Uber, the rideshare company that has been delivering everything from fast food to ice cream in some cities is now trying their hand at cannabis. The world’s largest e-commerce retailer Amazon even bought a wholesale pharmacy license so they can distribute medical marijuana and related products. But as both of these companies are finding out, it won’t be easy to start up a weed business without stepping on someone else’s toes.
The Federal government controls the marijuana business and they’ve been so concerned about keeping it out of the hands of young people that they’ve restricted advertising, made home delivery illegal in most places, and prohibited interstate commerce. It may be legal to grow or possess in a state like Colorado but that doesn’t mean you can ship a package across state lines. In other words: if these companies want to sell cannabis legally from coast-to-coast then they need licenses for all 50 states—and only one has a dispensary license right now.
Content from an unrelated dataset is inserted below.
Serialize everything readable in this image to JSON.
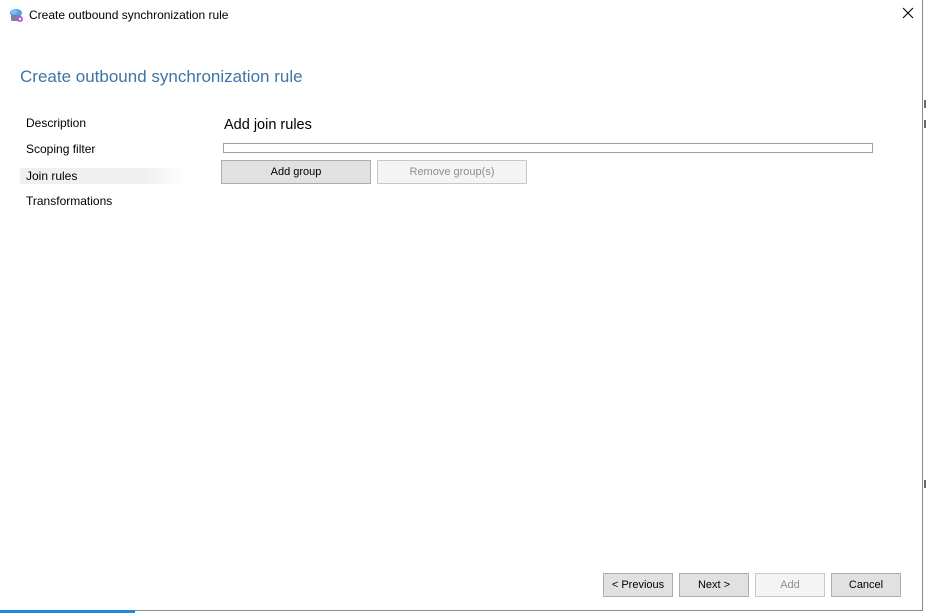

But as more dispensaries get licensed there will be even fewer regulations on how products are delivered–Uber is hoping this means it could start delivering weed nationwide soon after recreational legalization takes effect .
Uber has partnered with Eaze, the delivery service app that is already delivering weed in California. In a press release Uber said it was “excited to explore opportunities within the cannabis industry.”
“The combination of on-demand transportation and access to medical marijuana products through this partnership will provide people with greater access to important healthcare resources,” said Mike Daugherty, general manager for Uber Colorado. The company also wants its drivers screened for past drug use before they can drive passengers who may be carrying drugs and need someone sober behind the wheel–and they don’t want just anyone driving their customers around if those customers happen to be transporting tinctures or edibles.
In order for Uber’s plan succeed there are still three big hurdles to jump:
Uber needs a license for deliveries in California, where cannabis is legal. It will need one from the Californian Department of Public Health too–and they haven’t yet announced whether they’ll issue them or not. Uber also doesn’t know how it would be able to confirm that its drivers have complied with state law and don’t drive while impaired by marijuana use-though the company has said it’s looking into partnering with third-party testing labs to do this kind of work.
It’s not just Uber that would have to change if the company were able to offer cannabis deliveries, it’s also cities and counties. Cities like West Hollywood (which has regulated recreational marijuana dispensaries) could start charging additional licensing fees for pot delivery services or prohibit them altogether. What happens when you’re in an area where weed is illegal? These drivers won’t be able to deliver, so they’ll need a system of some kind-perhaps one already used by Uber–to notify their driver that they can’t make a delivery at this time. There will also need to be systems put into place for customers who are ordering on behalf of others: how do those individuals confirm with the dispensary that they are over 21 ?
Uber will probably buy a company in the cannabis market. By the time they get into it, there will be even more companies in this space.
-Uber could buy Eaze, a weed delivery company. It’s also possible that they will partner with them.
-Or maybe this acquisition would be more like the Lyft/Lyft Line partnership where it is done on an exclusive basis and Uber gets to offer their customers cannabis deliveries as part of its regular service offerings?
-The most likely scenario has little to do with whether or not you have access to conventional marijuana dispensaries nearby: it’s simply about how many people are looking for pot in your area at any given time (and how willing those individuals are to walk). With so much competition from other drivers, no one wants some dude driving around town trying desperately to give away his smelly product out of desperation .
-Uber has no shortage of big ideas and ambitions. They want to make the world a better place for drivers, they want everyone in America to have access to healthcare, and now they also want us all to be able to get our hands on some cannabis.
-A major concern is that local law enforcement agencies will attempt use this as an opportunity seize Uber’s vehicles or shut down their operations altogether by claiming the company violated drug laws despite federal legalization efforts. For example: there are significant risks associated with operating marijuana delivery services outside of legal states due to higher rates of police intervention than conventional driving networks like Lyft Line (federal prohibition means it’s illegal transport marijuana between jurisdictions).